● What you need to do:
The listing below is the input. Say how many of its lines contain "name", giving the number alone.

● Extracted information:
————
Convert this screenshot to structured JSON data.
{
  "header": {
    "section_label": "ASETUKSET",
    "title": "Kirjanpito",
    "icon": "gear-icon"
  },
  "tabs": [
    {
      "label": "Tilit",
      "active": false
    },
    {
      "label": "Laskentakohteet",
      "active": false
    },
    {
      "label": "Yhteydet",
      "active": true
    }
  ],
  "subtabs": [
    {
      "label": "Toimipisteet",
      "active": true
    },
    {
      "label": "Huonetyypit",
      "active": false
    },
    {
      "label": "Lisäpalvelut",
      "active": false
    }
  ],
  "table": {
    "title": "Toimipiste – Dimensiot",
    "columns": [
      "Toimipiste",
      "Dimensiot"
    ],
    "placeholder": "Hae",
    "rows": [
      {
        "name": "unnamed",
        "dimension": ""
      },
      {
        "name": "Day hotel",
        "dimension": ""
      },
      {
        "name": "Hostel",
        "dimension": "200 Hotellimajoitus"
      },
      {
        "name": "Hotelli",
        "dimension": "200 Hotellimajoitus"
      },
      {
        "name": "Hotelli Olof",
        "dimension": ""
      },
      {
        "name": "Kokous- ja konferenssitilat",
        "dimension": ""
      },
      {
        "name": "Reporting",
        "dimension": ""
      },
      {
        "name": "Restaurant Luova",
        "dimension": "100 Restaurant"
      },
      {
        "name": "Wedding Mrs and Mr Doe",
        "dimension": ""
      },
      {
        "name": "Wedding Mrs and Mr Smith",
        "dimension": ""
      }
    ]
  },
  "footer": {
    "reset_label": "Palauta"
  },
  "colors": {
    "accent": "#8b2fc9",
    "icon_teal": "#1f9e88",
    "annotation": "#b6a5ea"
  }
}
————
● Completed task:
10